If your logo doesn’t easily tell your audience what business your in, you’ve missed the boat. Translated that means, a weak, poorly positioned logo will confuse your audience and drive sales to your competitor.
Now more than ever, buyers control the sale. They have choices, are busy, and won’t work very hard to get to know you. If your brand is confusing they will pass you by and defer to a competitor’s brand that’s easier to connect with.
Your logo is the single most recognized symbol that will be associated with your brand and should be given the highest priority. Your logo should be simple, clean and relate to your industry and product category.
For building products that could be many different things, for instance, if your product is a utility product that’s all about form and function, your logo should be simple, strong and clean. If your product is about workmanship and has a hand crafted feel, your logo should be more detailed and ornate (within reason).
Put Your Logo To the Test and See How You’re Doing
If you’re a startup, your brand is young, or if you haven’t updated your logo in a while, put your logo to the test and see how you’re doing,
Before investing in big commitment testing and focus groups, do an informal and simple test of your own. Test it using the magic of five rule – statistics show in a survey, the results of five test takers are nearly as accurate as those of a very large group.
Show your logo to people who don’t know your company and see if they can tell you what business you’re in.
Test it against these three categories:
- Is it appropriate? Do people understand what industry you’re in?
- Is it simple? Could your test group draw or describe something resembling your logo by memory?
- Does it leave a lasting impression? Could your logo be recognized a second time if grouped with other logos?
You may be surprised by the results of your survey. Either way, you’ll quickly know how you’re doing.
Learn From the Best.
3 Century Old Brands Who Changed Their Logos
Even great logos, for strong performing companies, must regularly update their identity to remain current (note: remaining current does not mean changing to keep up with the latest fad). Coca Cola for example, was founded in 1886 and has a highly recognized logo that has stood the test of time. Coca Cola has changed their logo many times throughout their history.
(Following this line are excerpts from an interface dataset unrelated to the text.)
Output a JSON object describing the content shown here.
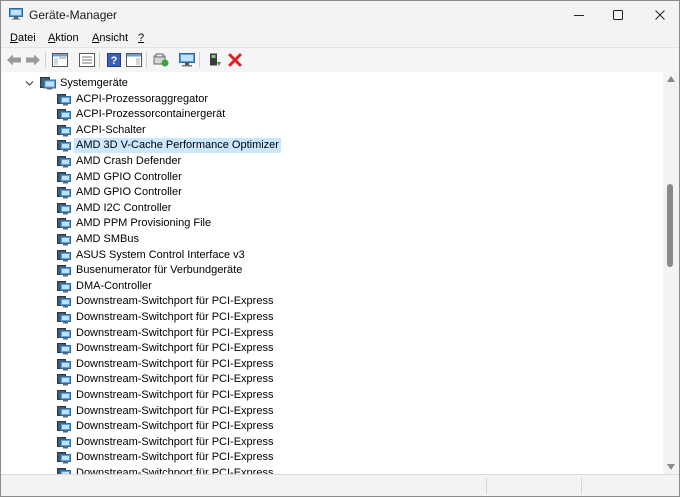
{
  "window": {
    "title": "Geräte-Manager"
  },
  "menu": [
    {
      "label_acc": "D",
      "label_rest": "atei"
    },
    {
      "label_acc": "A",
      "label_rest": "ktion"
    },
    {
      "label_acc": "A",
      "label_rest": "nsicht"
    },
    {
      "label_acc": "?",
      "label_rest": ""
    }
  ],
  "tree": {
    "category": "Systemgeräte",
    "selected_index": 3,
    "devices": [
      "ACPI-Prozessoraggregator",
      "ACPI-Prozessorcontainergerät",
      "ACPI-Schalter",
      "AMD 3D V-Cache Performance Optimizer",
      "AMD Crash Defender",
      "AMD GPIO Controller",
      "AMD GPIO Controller",
      "AMD I2C Controller",
      "AMD PPM Provisioning File",
      "AMD SMBus",
      "ASUS System Control Interface v3",
      "Busenumerator für Verbundgeräte",
      "DMA-Controller",
      "Downstream-Switchport für PCI-Express",
      "Downstream-Switchport für PCI-Express",
      "Downstream-Switchport für PCI-Express",
      "Downstream-Switchport für PCI-Express",
      "Downstream-Switchport für PCI-Express",
      "Downstream-Switchport für PCI-Express",
      "Downstream-Switchport für PCI-Express",
      "Downstream-Switchport für PCI-Express",
      "Downstream-Switchport für PCI-Express",
      "Downstream-Switchport für PCI-Express",
      "Downstream-Switchport für PCI-Express",
      "Downstream-Switchport für PCI-Express"
    ]
  },
  "colors": {
    "selection": "#cce8ff",
    "window_bg": "#f3f3f3",
    "content_bg": "#ffffff"
  },
  "icons": {
    "app": "device-manager-icon",
    "toolbar": [
      "back-arrow-icon",
      "forward-arrow-icon",
      "show-hide-console-tree-icon",
      "properties-icon",
      "help-icon",
      "action-pane-icon",
      "update-driver-icon",
      "scan-hardware-icon",
      "enable-device-icon",
      "uninstall-device-icon"
    ],
    "device": "system-device-icon",
    "category": "system-devices-category-icon"
  }
}
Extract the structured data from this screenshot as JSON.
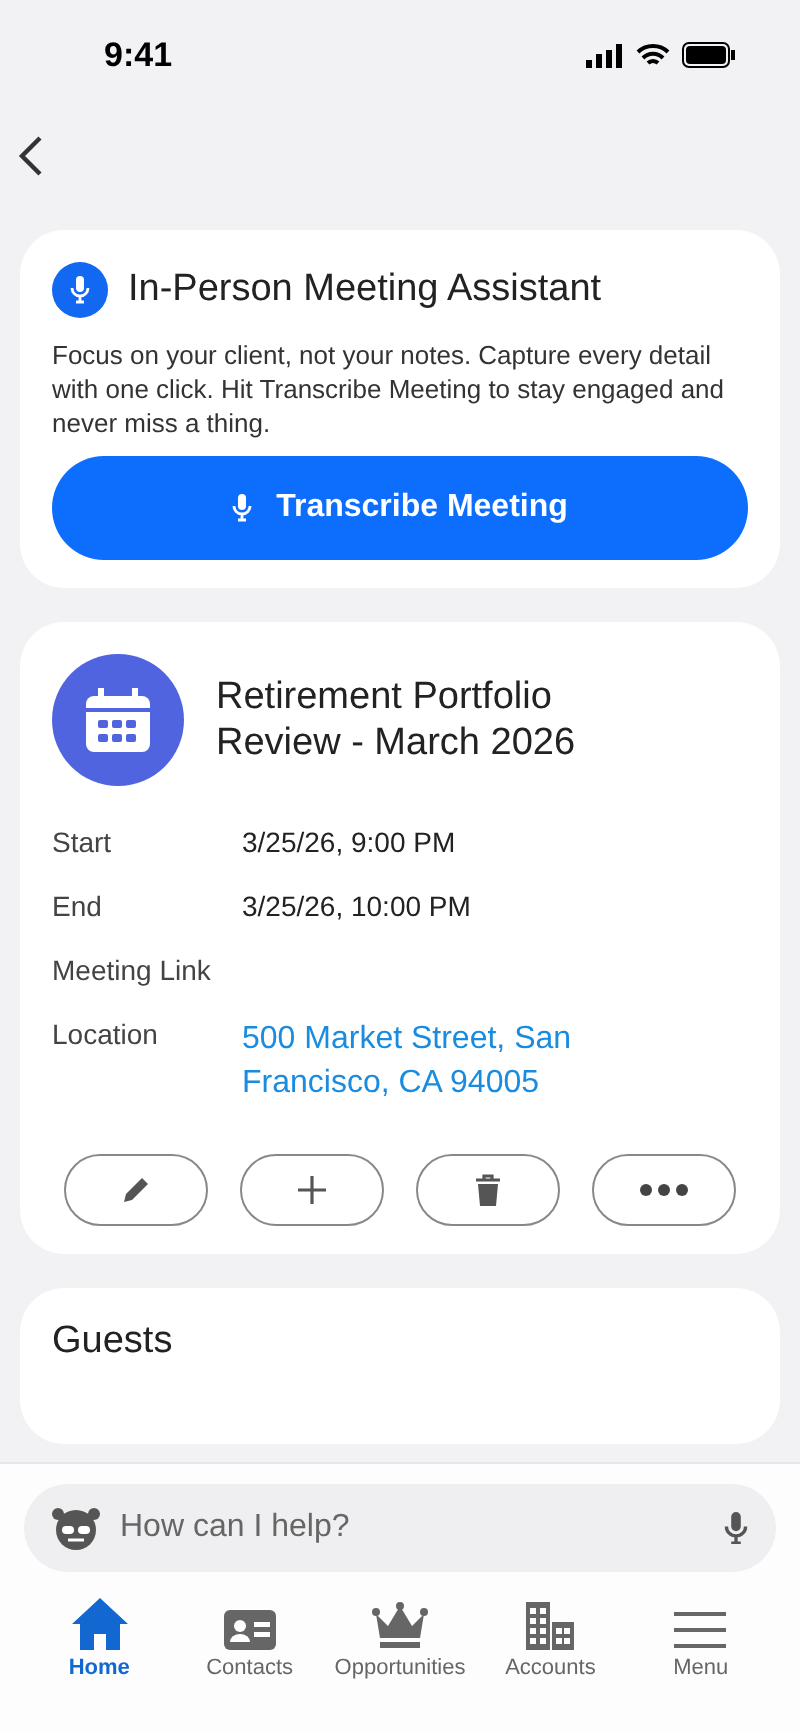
{
  "status_bar": {
    "time": "9:41"
  },
  "assistant_card": {
    "title": "In-Person Meeting Assistant",
    "description": "Focus on your client, not your notes. Capture every detail with one click. Hit Transcribe Meeting to stay engaged and never miss a thing.",
    "button": "Transcribe Meeting"
  },
  "meeting": {
    "title": "Retirement Portfolio Review - March 2026",
    "details": [
      {
        "label": "Start",
        "value": "3/25/26, 9:00 PM",
        "kind": "text"
      },
      {
        "label": "End",
        "value": "3/25/26, 10:00 PM",
        "kind": "text"
      },
      {
        "label": "Meeting Link"
      },
      {
        "label": "Location",
        "value": "500 Market Street, San Francisco, CA 94005",
        "kind": "link"
      }
    ],
    "actions": [
      {
        "kind": "edit"
      },
      {
        "kind": "add"
      },
      {
        "kind": "delete"
      },
      {
        "kind": "more"
      }
    ]
  },
  "guests": {
    "title": "Guests"
  },
  "search": {
    "placeholder": "How can I help?"
  },
  "nav": [
    {
      "label": "Home",
      "kind": "home",
      "selected": true
    },
    {
      "label": "Contacts",
      "kind": "contacts",
      "selected": false
    },
    {
      "label": "Opportunities",
      "kind": "opportunities",
      "selected": false
    },
    {
      "label": "Accounts",
      "kind": "accounts",
      "selected": false
    },
    {
      "label": "Menu",
      "kind": "menu",
      "selected": false
    }
  ]
}
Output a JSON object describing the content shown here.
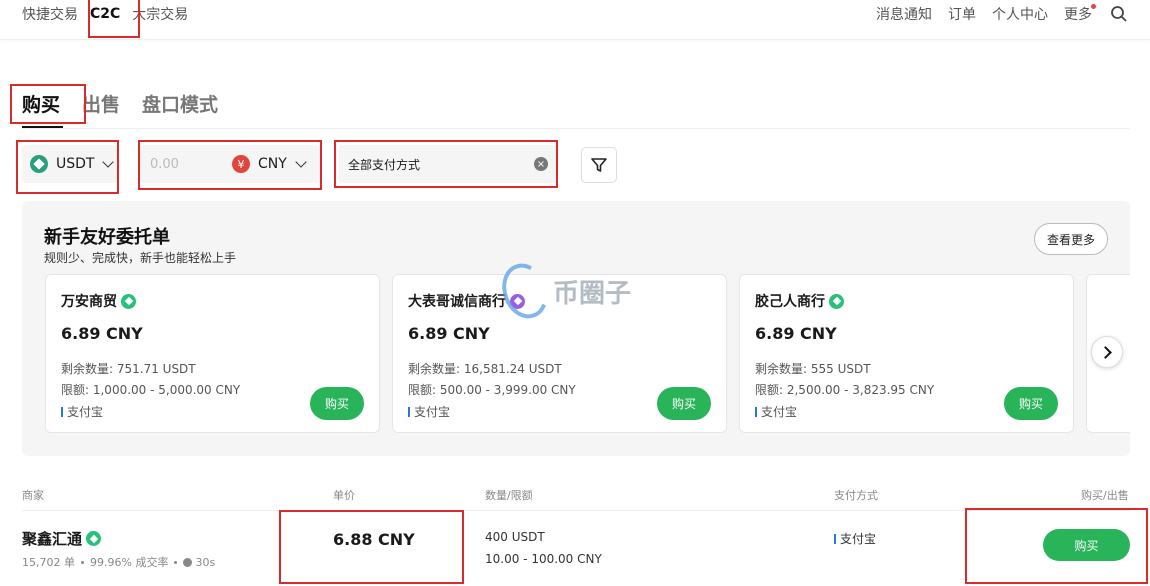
{
  "topnav": {
    "left": [
      "快捷交易",
      "C2C",
      "大宗交易"
    ],
    "right": [
      "消息通知",
      "订单",
      "个人中心",
      "更多"
    ]
  },
  "tabs": [
    "购买",
    "出售",
    "盘口模式"
  ],
  "filters": {
    "coin": "USDT",
    "amount_placeholder": "0.00",
    "currency": "CNY",
    "currency_symbol": "¥",
    "payment": "全部支付方式",
    "clear_symbol": "×"
  },
  "promo": {
    "title": "新手友好委托单",
    "subtitle": "规则少、完成快，新手也能轻松上手",
    "see_more": "查看更多",
    "cards": [
      {
        "merchant": "万安商贸",
        "price": "6.89 CNY",
        "available": "剩余数量: 751.71 USDT",
        "limit": "限额: 1,000.00 - 5,000.00 CNY",
        "payment": "支付宝",
        "buy": "购买"
      },
      {
        "merchant": "大表哥诚信商行",
        "price": "6.89 CNY",
        "available": "剩余数量: 16,581.24 USDT",
        "limit": "限额: 500.00 - 3,999.00 CNY",
        "payment": "支付宝",
        "buy": "购买"
      },
      {
        "merchant": "胶己人商行",
        "price": "6.89 CNY",
        "available": "剩余数量: 555 USDT",
        "limit": "限额: 2,500.00 - 3,823.95 CNY",
        "payment": "支付宝",
        "buy": "购买"
      }
    ]
  },
  "watermark": "币圈子",
  "table": {
    "headers": [
      "商家",
      "单价",
      "数量/限额",
      "支付方式",
      "购买/出售"
    ],
    "rows": [
      {
        "merchant": "聚鑫汇通",
        "orders": "15,702 单",
        "rate": "99.96% 成交率",
        "time": "30s",
        "price": "6.88 CNY",
        "qty": "400 USDT",
        "limit": "10.00 - 100.00 CNY",
        "payment": "支付宝",
        "action": "购买"
      }
    ]
  }
}
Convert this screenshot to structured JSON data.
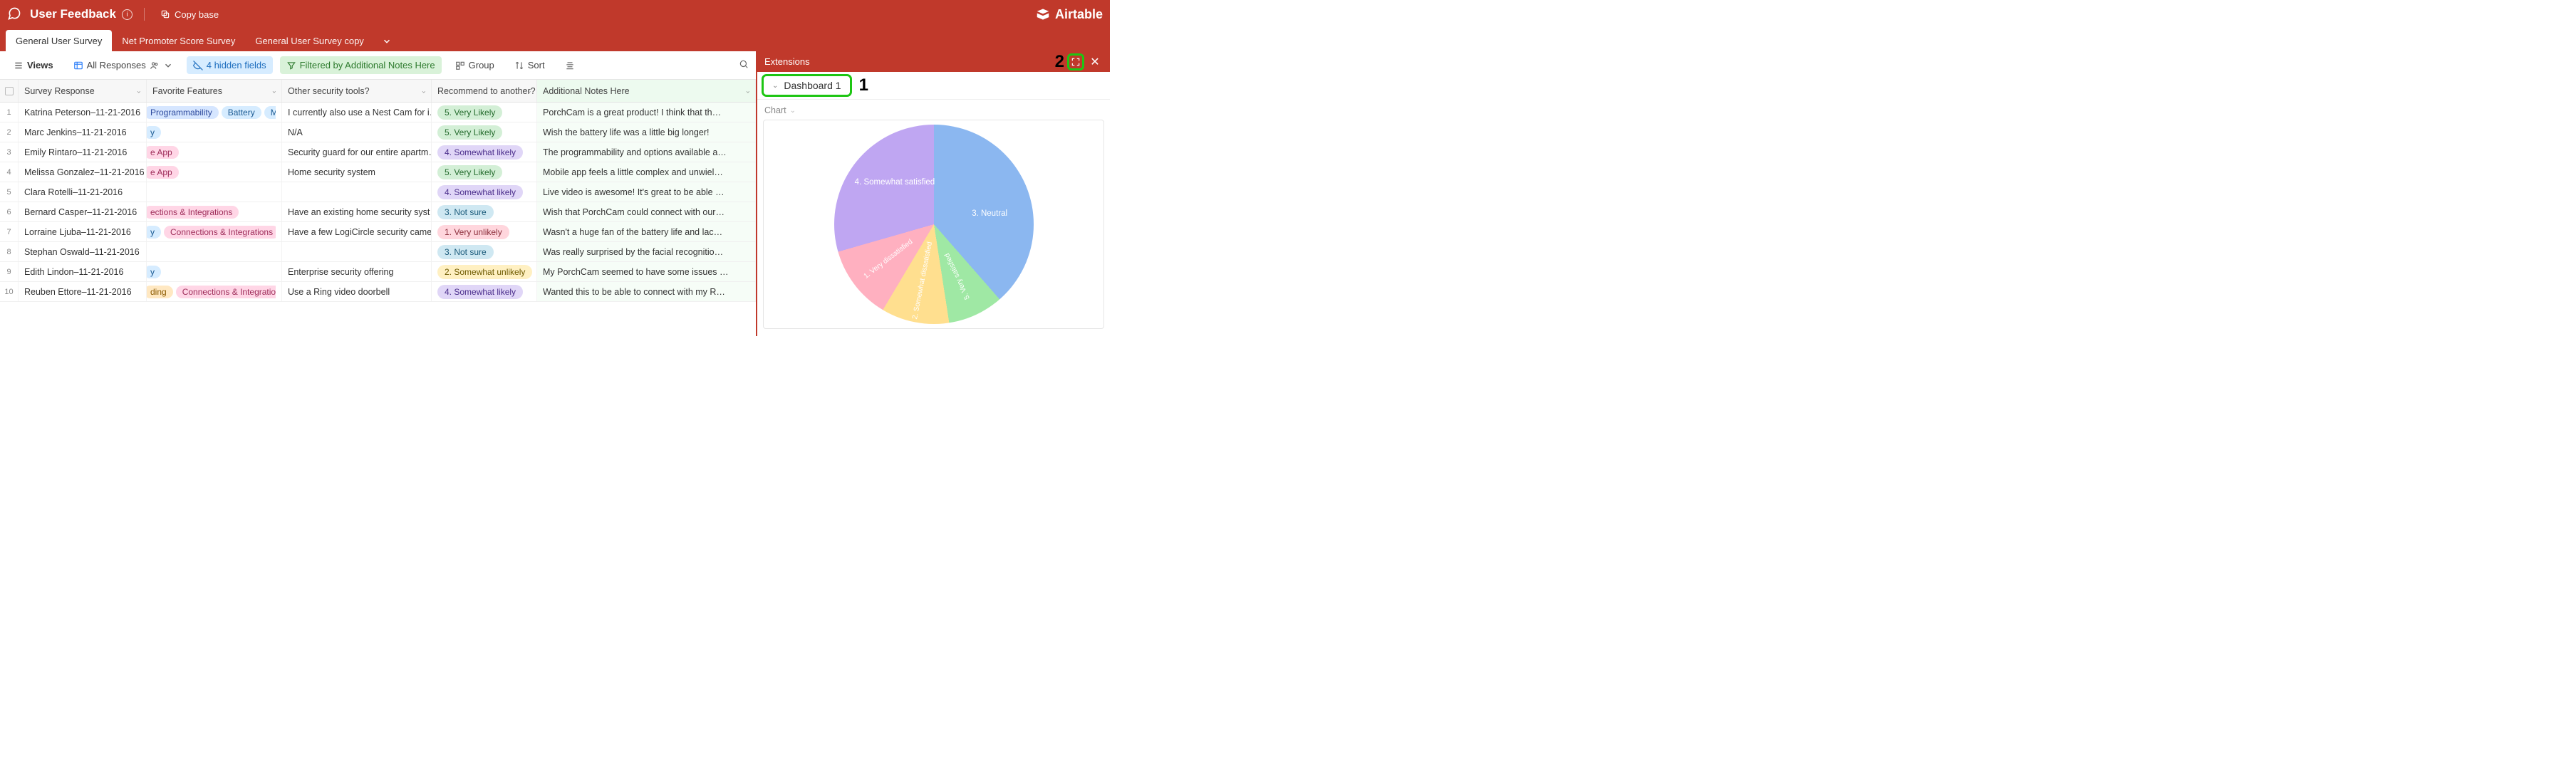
{
  "header": {
    "base_name": "User Feedback",
    "copy_label": "Copy base",
    "brand": "Airtable"
  },
  "tabs": [
    {
      "label": "General User Survey",
      "active": true
    },
    {
      "label": "Net Promoter Score Survey",
      "active": false
    },
    {
      "label": "General User Survey copy",
      "active": false
    }
  ],
  "ext_tab_label": "Extensions",
  "toolbar": {
    "views_label": "Views",
    "view_name": "All Responses",
    "hidden_fields": "4 hidden fields",
    "filter_label": "Filtered by Additional Notes Here",
    "group_label": "Group",
    "sort_label": "Sort"
  },
  "columns": {
    "survey_response": "Survey Response",
    "favorite_features": "Favorite Features",
    "other_security": "Other security tools?",
    "recommend": "Recommend to another?",
    "additional_notes": "Additional Notes Here"
  },
  "likert": {
    "r1": "1. Very unlikely",
    "r2": "2. Somewhat unlikely",
    "r3": "3. Not sure",
    "r4": "4. Somewhat likely",
    "r5": "5. Very Likely"
  },
  "feature_tags": {
    "programmability": "Programmability",
    "battery": "Battery",
    "mobile_app": "Mobile app",
    "y_partial": "y",
    "e_app_partial": "e App",
    "ections_partial": "ections & Integrations",
    "connections": "Connections & Integrations",
    "ding_partial": "ding"
  },
  "rows": [
    {
      "idx": "1",
      "sr": "Katrina Peterson–11-21-2016",
      "ff": [
        {
          "t": "prog",
          "k": "programmability"
        },
        {
          "t": "blue",
          "k": "battery"
        },
        {
          "t": "blue",
          "k": "mobile_app"
        }
      ],
      "ost": "I currently also use a Nest Cam for i…",
      "rec": "r5",
      "an": "PorchCam is a great product! I think that th…"
    },
    {
      "idx": "2",
      "sr": "Marc Jenkins–11-21-2016",
      "ff": [
        {
          "t": "blue",
          "k": "y_partial"
        }
      ],
      "ost": "N/A",
      "rec": "r5",
      "an": "Wish the battery life was a little big longer!"
    },
    {
      "idx": "3",
      "sr": "Emily Rintaro–11-21-2016",
      "ff": [
        {
          "t": "pink",
          "k": "e_app_partial"
        }
      ],
      "ost": "Security guard for our entire apartm…",
      "rec": "r4",
      "an": "The programmability and options available a…"
    },
    {
      "idx": "4",
      "sr": "Melissa Gonzalez–11-21-2016",
      "ff": [
        {
          "t": "pink",
          "k": "e_app_partial"
        }
      ],
      "ost": "Home security system",
      "rec": "r5",
      "an": "Mobile app feels a little complex and unwiel…"
    },
    {
      "idx": "5",
      "sr": "Clara Rotelli–11-21-2016",
      "ff": [],
      "ost": "",
      "rec": "r4",
      "an": "Live video is awesome! It's great to be able …"
    },
    {
      "idx": "6",
      "sr": "Bernard Casper–11-21-2016",
      "ff": [
        {
          "t": "pink",
          "k": "ections_partial"
        }
      ],
      "ost": "Have an existing home security syst…",
      "rec": "r3",
      "an": "Wish that PorchCam could connect with our…"
    },
    {
      "idx": "7",
      "sr": "Lorraine Ljuba–11-21-2016",
      "ff": [
        {
          "t": "blue",
          "k": "y_partial"
        },
        {
          "t": "pink",
          "k": "connections"
        }
      ],
      "ost": "Have a few LogiCircle security came…",
      "rec": "r1",
      "an": "Wasn't a huge fan of the battery life and lac…"
    },
    {
      "idx": "8",
      "sr": "Stephan Oswald–11-21-2016",
      "ff": [],
      "ost": "",
      "rec": "r3",
      "an": "Was really surprised by the facial recognitio…"
    },
    {
      "idx": "9",
      "sr": "Edith Lindon–11-21-2016",
      "ff": [
        {
          "t": "blue",
          "k": "y_partial"
        }
      ],
      "ost": "Enterprise security offering",
      "rec": "r2",
      "an": "My PorchCam seemed to have some issues …"
    },
    {
      "idx": "10",
      "sr": "Reuben Ettore–11-21-2016",
      "ff": [
        {
          "t": "orange",
          "k": "ding_partial"
        },
        {
          "t": "pink",
          "k": "connections"
        }
      ],
      "ost": "Use a Ring video doorbell",
      "rec": "r4",
      "an": "Wanted this to be able to connect with my R…"
    }
  ],
  "extensions": {
    "dashboard_name": "Dashboard 1",
    "chart_block_label": "Chart",
    "annotation_1": "1",
    "annotation_2": "2"
  },
  "chart_data": {
    "type": "pie",
    "title": "",
    "slices": [
      {
        "label": "3. Neutral",
        "value": 33,
        "color": "#8bb7f0"
      },
      {
        "label": "5. Very satisfied",
        "value": 9,
        "color": "#9fe8a4"
      },
      {
        "label": "2. Somewhat dissatisfied",
        "value": 11,
        "color": "#ffdf8f"
      },
      {
        "label": "1. Very dissatisfied",
        "value": 12,
        "color": "#ffb0c0"
      },
      {
        "label": "4. Somewhat satisfied",
        "value": 35,
        "color": "#bfa6f2"
      }
    ]
  }
}
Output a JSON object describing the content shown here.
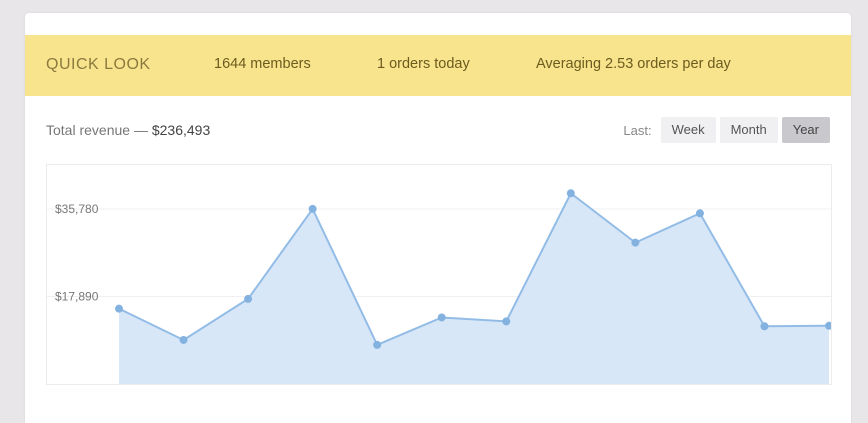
{
  "quick_look": {
    "title": "QUICK LOOK",
    "members": "1644 members",
    "orders_today": "1 orders today",
    "average": "Averaging 2.53 orders per day"
  },
  "revenue": {
    "label": "Total revenue —",
    "amount": "$236,493"
  },
  "range": {
    "label": "Last:",
    "options": [
      "Week",
      "Month",
      "Year"
    ],
    "selected": "Year"
  },
  "colors": {
    "banner": "#f9e48e",
    "line": "#92bce6",
    "fill": "#d6e6f8",
    "point": "#84b2e0"
  },
  "chart_data": {
    "type": "area",
    "ytick_labels": [
      "$17,890",
      "$35,780"
    ],
    "yticks": [
      17890,
      35780
    ],
    "ylim": [
      0,
      40000
    ],
    "grid": true,
    "legend": "none",
    "x": [
      1,
      2,
      3,
      4,
      5,
      6,
      7,
      8,
      9,
      10,
      11,
      12
    ],
    "series": [
      {
        "values": [
          15400,
          9000,
          17400,
          35800,
          8000,
          13600,
          12800,
          39000,
          28900,
          34900,
          11800,
          11900
        ]
      }
    ]
  }
}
They’ve done this so well, it can be hard to notice the change. Two building product companies, Black and Decker and Sherwin Williams, have also been around more than 100 years and their logos have morphed over the years. Follow the links below for to see how they’ve changed their logos over the years..
- Coca Cola, founded 1886 http://bit.ly/15YS2Nu
- Black and Decker, founded 1910 http://bit.ly/12ECbim
- Sherwin Williams, founded 1866 http://bit.ly/12EDUnz
Last But Not Least, Can Your Logo Be Easily Reproduced?
Test your logo to be sure it’s scalable and will work in all marketing platforms.
- Will it work in one color? silkscreen? embroidery? flexography? Xerox?
- Will it work cross-platform? print? electronic? special processes?
- Does it work very small? appropriate for a business card or smaller?
- Does it work very large? trade show booth? billboard?
In conclusion, time and money spent testing your brand identity is time and money well spent. Bottom line, when your audience can’t find you or you’re connection is weak, bottom line (literally), your leaving money on the table.